Detached Retina and Retinal Tears
What Is a Retinal Detachment or Tear?
The retina is the thin layer of tissue at the back of the eye that receives light focused by the eye’s lens, converts that light into neural signals, and send these signals along the optic nerve to the brain for visual recognition. In some circumstances, a tear can develop in the retina. When this occurs, fluid can pass through the tear and build up behind the retina, pushing it out of position and causing a retinal detachment. Detachments can also occur without tears.
A retinal detachment is a medical emergency. Without prompt treatment, a retinal detachment can lead to severe vision loss or blindness. Anyone experiencing the symptoms of a retinal detachment should seek medical care immediately.
Symptoms of Detached Retina and Retinal Tears
Symptoms of retinal tears and detachment can include:
- A sudden increase in size and number of floaters – spots or spider webs in your field of vision
- Flashes of light in your field of vision
- Seeing a dark curtain or shadow move across your field of vision
What Causes Detached Retina and Retinal Tears?
There are three types of retinal detachments.
- A rhegmatogenous retinal detachment is the most common type of retinal detachment. As we age, the vitreous gel that fills the eye sometimes separates from the retina. This is called a posterior vitreous detachment (PVD). Normally, a PVD causes no issues. However, if the attachment is too firm, a PVD can cause a tear in the retina as the vitreous pulls away. Fluid that passes through the tear pools underneath the retina, pushing it away from the back of the eye and causing it to detach.
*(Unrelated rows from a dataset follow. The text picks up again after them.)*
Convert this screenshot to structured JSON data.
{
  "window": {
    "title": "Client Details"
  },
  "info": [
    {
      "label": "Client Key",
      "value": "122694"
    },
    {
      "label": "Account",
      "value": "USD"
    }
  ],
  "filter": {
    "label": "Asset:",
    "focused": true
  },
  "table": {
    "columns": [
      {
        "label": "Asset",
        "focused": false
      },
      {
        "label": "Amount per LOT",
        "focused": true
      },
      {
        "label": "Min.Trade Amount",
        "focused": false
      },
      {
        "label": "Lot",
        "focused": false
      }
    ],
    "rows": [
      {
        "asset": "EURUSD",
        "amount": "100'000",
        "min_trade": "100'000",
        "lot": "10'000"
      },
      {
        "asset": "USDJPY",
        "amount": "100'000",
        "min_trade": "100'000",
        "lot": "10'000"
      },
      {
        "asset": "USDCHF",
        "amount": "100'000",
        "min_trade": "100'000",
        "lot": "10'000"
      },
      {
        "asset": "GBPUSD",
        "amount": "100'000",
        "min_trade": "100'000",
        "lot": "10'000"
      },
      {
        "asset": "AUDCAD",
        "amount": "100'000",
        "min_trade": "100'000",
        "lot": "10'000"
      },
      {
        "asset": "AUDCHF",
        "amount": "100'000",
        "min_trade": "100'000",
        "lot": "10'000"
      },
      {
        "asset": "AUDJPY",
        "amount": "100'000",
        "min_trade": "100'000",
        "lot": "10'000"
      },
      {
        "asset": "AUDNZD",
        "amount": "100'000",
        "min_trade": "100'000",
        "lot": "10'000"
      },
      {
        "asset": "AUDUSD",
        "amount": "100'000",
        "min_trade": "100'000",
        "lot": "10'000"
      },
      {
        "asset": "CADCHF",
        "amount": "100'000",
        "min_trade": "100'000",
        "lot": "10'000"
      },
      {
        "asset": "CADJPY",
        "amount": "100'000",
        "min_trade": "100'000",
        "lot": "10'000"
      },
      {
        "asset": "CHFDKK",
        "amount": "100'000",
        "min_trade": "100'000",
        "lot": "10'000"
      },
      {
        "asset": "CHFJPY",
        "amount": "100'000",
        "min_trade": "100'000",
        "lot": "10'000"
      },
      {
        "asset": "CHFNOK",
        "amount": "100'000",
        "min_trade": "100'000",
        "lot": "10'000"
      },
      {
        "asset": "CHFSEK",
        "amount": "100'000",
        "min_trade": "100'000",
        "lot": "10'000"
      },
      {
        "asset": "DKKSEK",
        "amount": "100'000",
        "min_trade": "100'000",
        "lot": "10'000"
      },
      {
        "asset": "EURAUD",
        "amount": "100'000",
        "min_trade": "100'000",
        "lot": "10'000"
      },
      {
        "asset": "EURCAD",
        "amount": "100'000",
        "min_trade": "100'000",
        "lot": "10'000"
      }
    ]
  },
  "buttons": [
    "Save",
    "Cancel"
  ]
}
Other causes of a rhegmatogenous retinal detachment include eye injury, eye surgery (including cataract surgery), or myopia (nearsightedness).
- A tractional retinal detachment is usually caused when scar tissue that has grown on the retina’s surface pulls the retina away from the back of the eye. The primary cause of this type of scarring is diabetic retinopathy and the leaky blood vessels associated with it. Other causes of tractional retinal detachment include eye diseases, inflammation of the eye, or eye infection.
- An exudative retinal detachment happens when fluid accumulates beneath the retina without any tears or holes in the retina. If there is enough fluid buildup, it can push the retina away from the back of the eye and cause a detachment. The leaking or swelling that causes exudative retinal detachment can be caused by age-related macular degeneration, injury to the eye, tumors, or inflammatory disorders.
Diagnosing a Detached Retina and Retinal Tears
Your ophthalmologist can diagnose a retinal tear or retinal detachment during a comprehensive eye examination by dilating the pupils of your eyes and visually evaluating your retina. In addition, you may undergo an ultrasound of the eye, an optical coherence tomography (OCT) scan, or a photograph of your retina called a fundus photo. These tests provide more detail about the health of the retina and how well it is attached.
What Are the Treatment Options for Detached Retina and Retinal Tears?
Depending on the severity of the tear or how much of the retina is detached and what kind of detachment it is, a retina specialist has a number of treatment options available at their disposal. These include in-office procedures, such as:
And surgical options, such as:
Detached Retina and Retinal Tears at the Dean McGee Eye Institute
A detached retina is a medical emergency for which the retina and vitreous surgeons at the Dean McGee Eye Institute are ready to help. If you experience any of the symptoms of a retinal detachment, please call us immediately at 405.271.1092 or 800.787.9014 to make an appointment. We have physicians available to evaluate your eye health emergency 24 hours a day, seven days a week – no other practice in the state has such coverage. So you can trust the only nationally-ranked eye institute in Oklahoma and the surrounding region to provide you the expert care you need.